been made. . . . Jack was the one who basically built a
studio and said ‘I’m gonna record you.’ If he hadn’t have
done that, we’d have three or four albums worth of stuff
and one album out.”
The band’s musical family has also grown of late. The trio
has been performing with singer Mike Farris (of the Screamin’
Cheetah Wheelies) under the name Lester Fury since February.
Friday says, “That’s been great. He’s got a huge fanbase,
and he’s always been so generous with trying to hand those
people over to us as well, like, ‘Check these guys out,
too.’ Sometimes he’ll have us play a Super 400 set before
his shows—he doesn’t have to do that.” Hohman adds, “He’s
always talking us up and wearing our T-shirt around. . .
. He’s a tireless promoter of the band.”
A more recent addition is multi-
instrumentalist Finn O’Lochlainn. After speaking with him
at a show in New York City and sensing an instant chemistry,
the band invited O’Lochlainn to join them at the house and
see what might happen musically. It’s the first time the
band has performed with a fourth member and, after a handful
of live shows, the results have been quite positive. While
they’re obviously still figuring out how he fits into the
grand scheme of Super 400, the band, it’s clear that he’s
a perfect fit for Super 400, the family.
As for what lies ahead, the band is both enthusiastic and

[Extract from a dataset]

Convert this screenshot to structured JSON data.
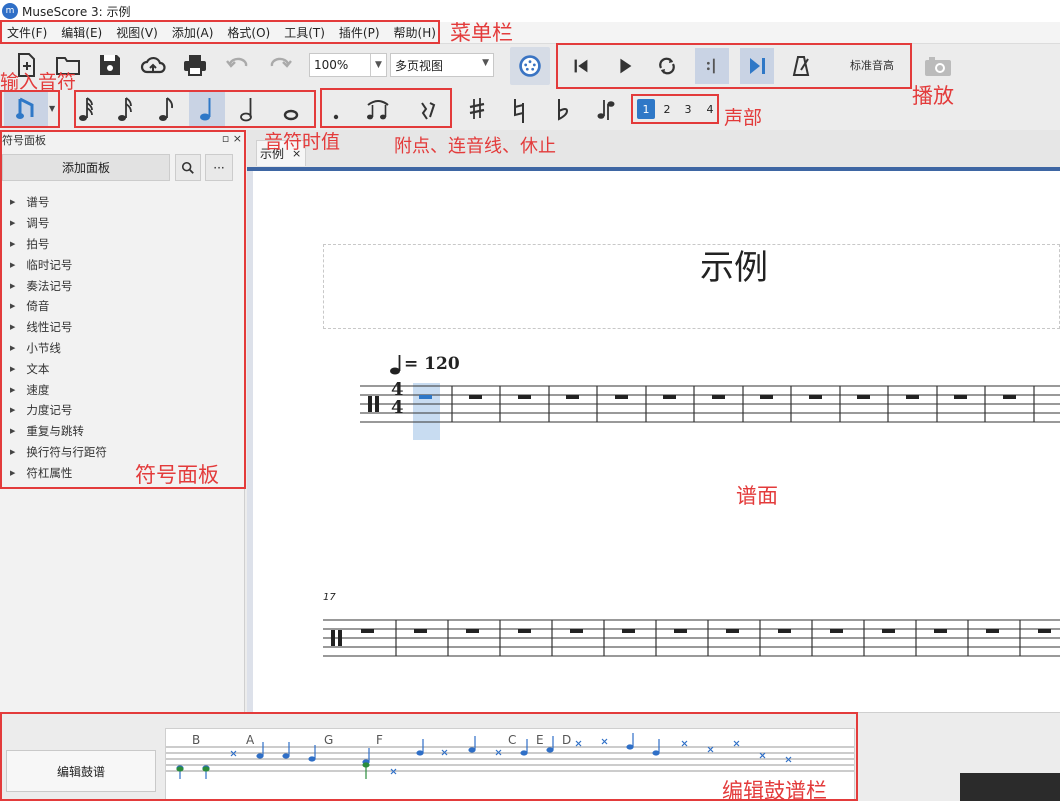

focused. Hohman wants to “get more into just putting stuff
out there, now that we have a family of able people. . .
. We’re getting a little bit more savvy with having more
and more friends with more and more stuff, willing to help.”
Plus, clarifies Daley, Blast the Message has actually
been complete for several months. “We were just trying to
decide what we were going to do—put it out ourselves, or
try to get somebody to put it out.” According to their Web
site, the band has in excess of 50 songs in their repertoire,
which ostensibly leaves them with a lot of material yet
to be recorded.
ready to record the next one now,” says Friday. “One of
our philosophies now is to get our body of work documented
because all you have in your life is what you’ve done. There’s
no reason not to do it. We’ve got this beautiful place to
record and play and all be together and make music, and
we’re pretty happy about it. Every day keeps getting better
To celebrate the release of Blast the Message, Super 400
will play two shows this weekend—Friday (Oct. 1) at Lark
Tavern, 453 Madison Ave., Albany (10 PM, $5, 463-7875);
and Saturday (Oct. 2) at the Ale House, 680 River St., Troy
(10 PM, $5, 272-9740).